As it continues its efforts towards world domination, Uber, the popular tech-based car-ride service, is partnering with Carnegie Mellon University (CMU) on the Uber Advanced Technologies Center in Pittsburgh.
“The center will focus on the development of key long-term technologies that advance Uber’s mission of bringing safe, reliable transportation to everyone, everywhere,” the partners said in making the announcement.
The partnership will provide a forum for Uber technology leaders to work closely with CMU faculty, staff and students — both on campus and at the National Robotics Engineering Center — to do research and development, primarily in the areas of mapping, vehicle safety and autonomy technology.
Uber apps connect drivers to riders who can summon and pay for rides via their mobile phones. Founded in 2009, Uber now operates in more than 200 cities in 54 countries worldwide.
“Uber is a rapidly growing company known for its innovative technology that is radically improving access to transportation for millions of global citizens,” says Andrew Moore, dean of CMU’s School of Computer Science. “CMU is renowned for innovations that transform lives. We look forward to partnering with Uber as they build out the Advanced Technologies Center and to working together on real-world applications, which offer very interesting new challenges at the intersections of technology, mobility and human interactions.”
The agreement also includes funding from Uber for faculty chairs and graduate fellowships.
“We are excited to join the community of Pittsburgh and partner with the experts at CMU, whose breadth and depth of technical expertise, particularly in robotics, are unmatched,” says Jeff Holden, Uber’s chief product officer. “As a global leader in urban transportation, we have the unique opportunity to invest in leading edge technologies to enable the safe and efficient movement of people and things at giant scale.
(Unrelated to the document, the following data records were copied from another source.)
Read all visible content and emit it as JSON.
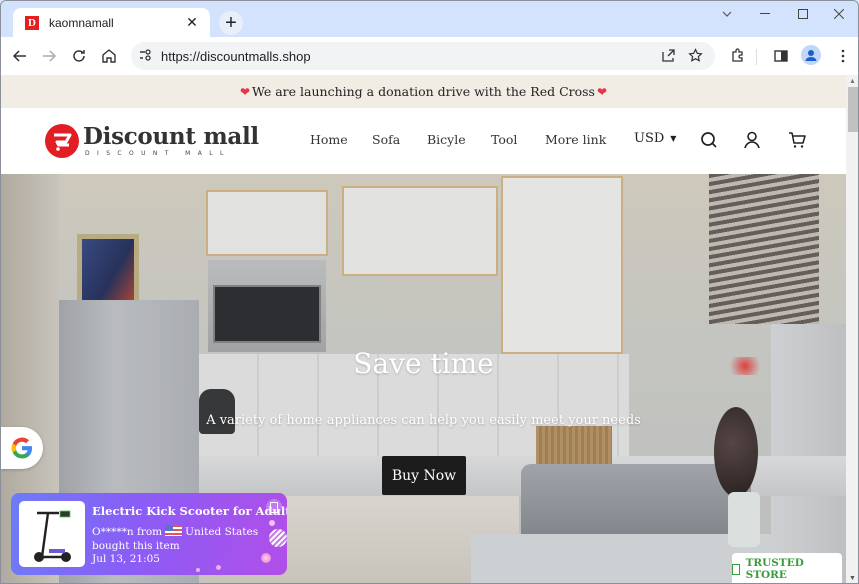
{
  "browser": {
    "tab": {
      "favicon_letter": "D",
      "title": "kaomnamall",
      "close_icon": "close-icon"
    },
    "new_tab_label": "+",
    "url": "https://discountmalls.shop",
    "window_controls": [
      "chevron-down-icon",
      "minimize-icon",
      "maximize-icon",
      "close-icon"
    ],
    "toolbar_icons": [
      "back-icon",
      "forward-icon",
      "reload-icon",
      "home-icon",
      "site-info-icon",
      "share-icon",
      "star-icon",
      "extensions-icon",
      "side-panel-icon",
      "profile-icon",
      "menu-icon"
    ]
  },
  "announcement": {
    "text": "We are launching a donation drive with the Red Cross",
    "heart": "❤"
  },
  "header": {
    "logo_main": "Discount mall",
    "logo_sub": "DISCOUNT MALL",
    "nav": [
      {
        "label": "Home"
      },
      {
        "label": "Sofa"
      },
      {
        "label": "Bicyle"
      },
      {
        "label": "Tool"
      },
      {
        "label": "More link"
      }
    ],
    "currency": "USD",
    "icons": [
      "search-icon",
      "account-icon",
      "cart-icon"
    ]
  },
  "hero": {
    "title": "Save time",
    "subtitle": "A variety of home appliances can help you easily meet your needs",
    "button": "Buy Now"
  },
  "popup": {
    "title": "Electric Kick Scooter for Adults ...",
    "buyer": "O*****n from",
    "country": "United States bought this item",
    "time": "Jul 13, 21:05"
  },
  "trusted_badge": "TRUSTED STORE",
  "colors": {
    "accent_red": "#e21d23",
    "announcement_bg": "#f1ede4",
    "button_dark": "#1c1c1c",
    "trusted_green": "#3a9b3a",
    "popup_gradient_start": "#6d7cf6",
    "popup_gradient_end": "#b04fe8"
  }
}
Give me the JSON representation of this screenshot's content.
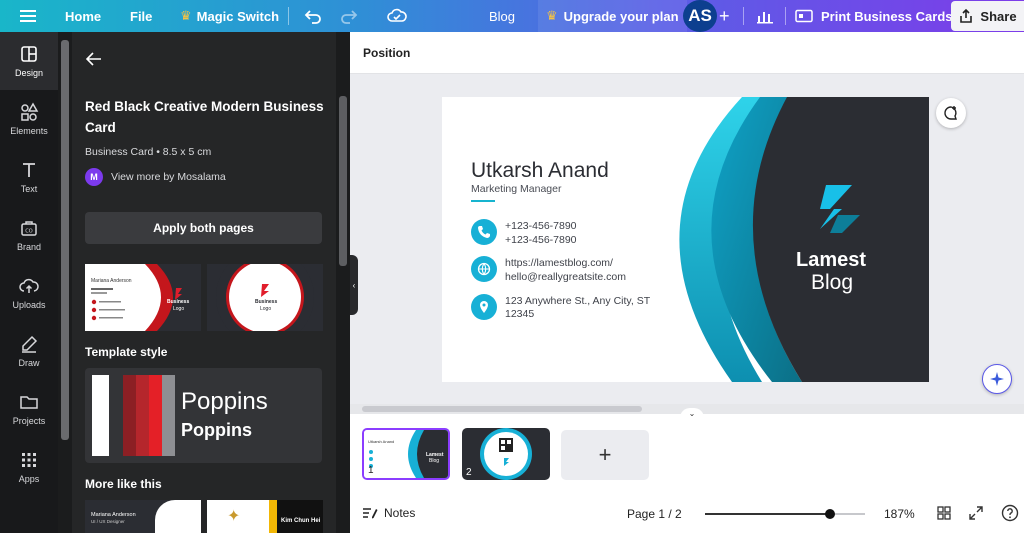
{
  "topbar": {
    "home": "Home",
    "file": "File",
    "magic_switch": "Magic Switch",
    "doc_title": "Blog",
    "upgrade": "Upgrade your plan",
    "avatar_initials": "AS",
    "print": "Print Business Cards",
    "share": "Share"
  },
  "rail": [
    {
      "label": "Design",
      "icon": "layout-icon"
    },
    {
      "label": "Elements",
      "icon": "shapes-icon"
    },
    {
      "label": "Text",
      "icon": "text-icon"
    },
    {
      "label": "Brand",
      "icon": "brand-icon"
    },
    {
      "label": "Uploads",
      "icon": "upload-icon"
    },
    {
      "label": "Draw",
      "icon": "pen-icon"
    },
    {
      "label": "Projects",
      "icon": "folder-icon"
    },
    {
      "label": "Apps",
      "icon": "apps-icon"
    }
  ],
  "panel": {
    "title": "Red Black Creative Modern Business Card",
    "subtitle": "Business Card • 8.5 x 5 cm",
    "author_initial": "M",
    "author": "View more by Mosalama",
    "apply": "Apply both pages",
    "thumb1_name": "Mariana Anderson",
    "thumb1_brand_1": "Business",
    "thumb1_brand_2": "Logo",
    "thumb2_brand_1": "Business",
    "thumb2_brand_2": "Logo",
    "template_style": "Template style",
    "font_regular": "Poppins",
    "font_bold": "Poppins",
    "more_like_this": "More like this",
    "more_thumb1_name": "Mariana Anderson",
    "more_thumb1_role": "UI / UX Designer",
    "more_thumb3_name": "Kim Chun Hei"
  },
  "canvas": {
    "toolbar_label": "Position",
    "card": {
      "name": "Utkarsh Anand",
      "role": "Marketing Manager",
      "phone1": "+123-456-7890",
      "phone2": "+123-456-7890",
      "web": "https://lamestblog.com/",
      "email": "hello@reallygreatsite.com",
      "address1": "123 Anywhere St., Any City, ST",
      "address2": "12345",
      "brand_line1": "Lamest",
      "brand_line2": "Blog"
    }
  },
  "pages": {
    "thumb1_name": "Utkarsh Anand",
    "thumb1_brand_1": "Lamest",
    "thumb1_brand_2": "Blog",
    "page1_number": "1",
    "page2_number": "2",
    "add_label": "+"
  },
  "bottom": {
    "notes": "Notes",
    "page_info": "Page 1 / 2",
    "zoom_fraction": 0.78,
    "zoom": "187%"
  },
  "colors": {
    "accent_teal": "#17b0d6",
    "card_dark": "#2b2d33",
    "panel_bg": "#252627",
    "rail_bg": "#18191b"
  }
}
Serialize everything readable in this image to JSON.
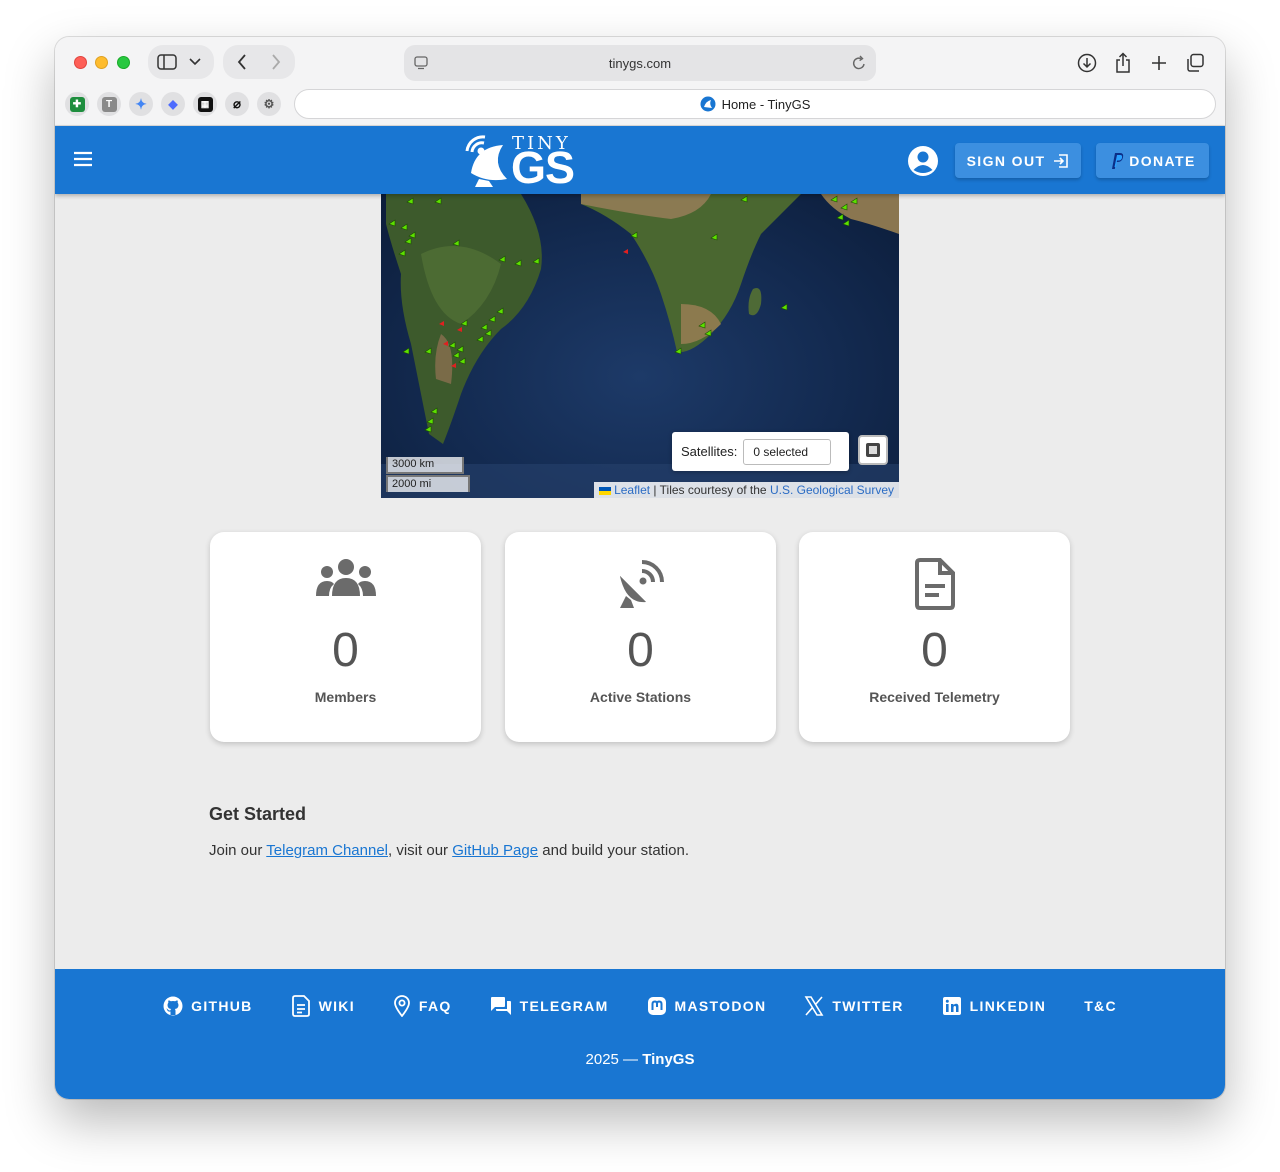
{
  "browser": {
    "url": "tinygs.com",
    "tab_title": "Home - TinyGS"
  },
  "header": {
    "logo_tiny": "TINY",
    "logo_gs": "GS",
    "signout_label": "SIGN OUT",
    "donate_label": "DONATE"
  },
  "map": {
    "satellites_label": "Satellites:",
    "satellites_select_value": "0 selected",
    "scale_km": "3000 km",
    "scale_mi": "2000 mi",
    "attribution_leaflet": "Leaflet",
    "attribution_text": " | Tiles courtesy of the ",
    "attribution_usgs": "U.S. Geological Survey"
  },
  "stats": [
    {
      "icon": "members-icon",
      "value": "0",
      "label": "Members"
    },
    {
      "icon": "satellite-dish-icon",
      "value": "0",
      "label": "Active Stations"
    },
    {
      "icon": "document-icon",
      "value": "0",
      "label": "Received Telemetry"
    }
  ],
  "get_started": {
    "title": "Get Started",
    "text_before": "Join our ",
    "telegram_link": "Telegram Channel",
    "text_middle": ", visit our ",
    "github_link": "GitHub Page",
    "text_after": " and build your station."
  },
  "footer": {
    "links": [
      "GITHUB",
      "WIKI",
      "FAQ",
      "TELEGRAM",
      "MASTODON",
      "TWITTER",
      "LINKEDIN",
      "T&C"
    ],
    "copyright_year": "2025 — ",
    "copyright_name": "TinyGS"
  },
  "colors": {
    "primary": "#1976d2",
    "button": "#3c8fe0",
    "background": "#ececec",
    "station_marker": "#5ee000",
    "satellite_marker": "#e02020"
  }
}
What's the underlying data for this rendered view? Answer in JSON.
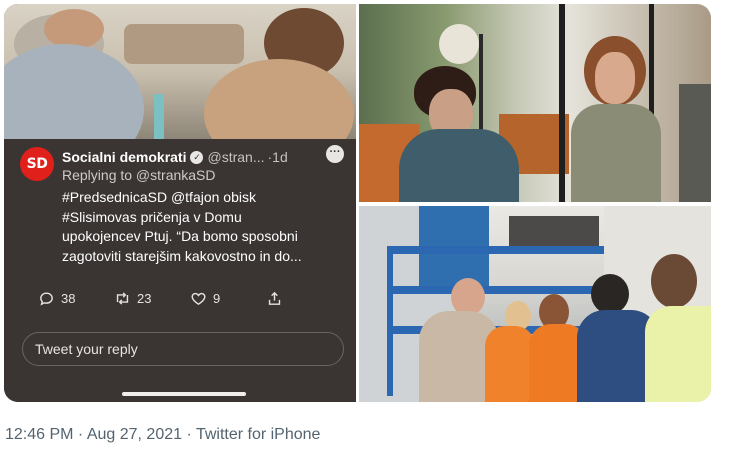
{
  "tweet": {
    "author_name": "Socialni demokrati",
    "author_handle": "@stran...",
    "time_ago": "·1d",
    "avatar_text": "SD",
    "replying_to": "Replying to @strankaSD",
    "body_lines": [
      "#PredsednicaSD @tfajon obisk",
      "#Slisimovas pričenja v Domu",
      "upokojencev Ptuj. “Da bomo sposobni",
      "zagotoviti starejšim kakovostno in do..."
    ],
    "reply_count": "38",
    "retweet_count": "23",
    "like_count": "9",
    "reply_placeholder": "Tweet your reply"
  },
  "footer": {
    "timestamp": "12:46 PM · Aug 27, 2021 · Twitter for iPhone"
  },
  "colors": {
    "avatar_red": "#e0201b",
    "panel_dark": "#3a3532",
    "meta_gray": "#536471"
  },
  "icons": [
    "verified-badge-icon",
    "more-options-icon",
    "reply-icon",
    "retweet-icon",
    "like-icon",
    "share-icon"
  ]
}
This collaboration and the creation of the Uber Advanced Technologies Center represent an important investment in building for the long term of Uber.”
Source: Uber and Carnegie Mellon University
Writer: Elise Vider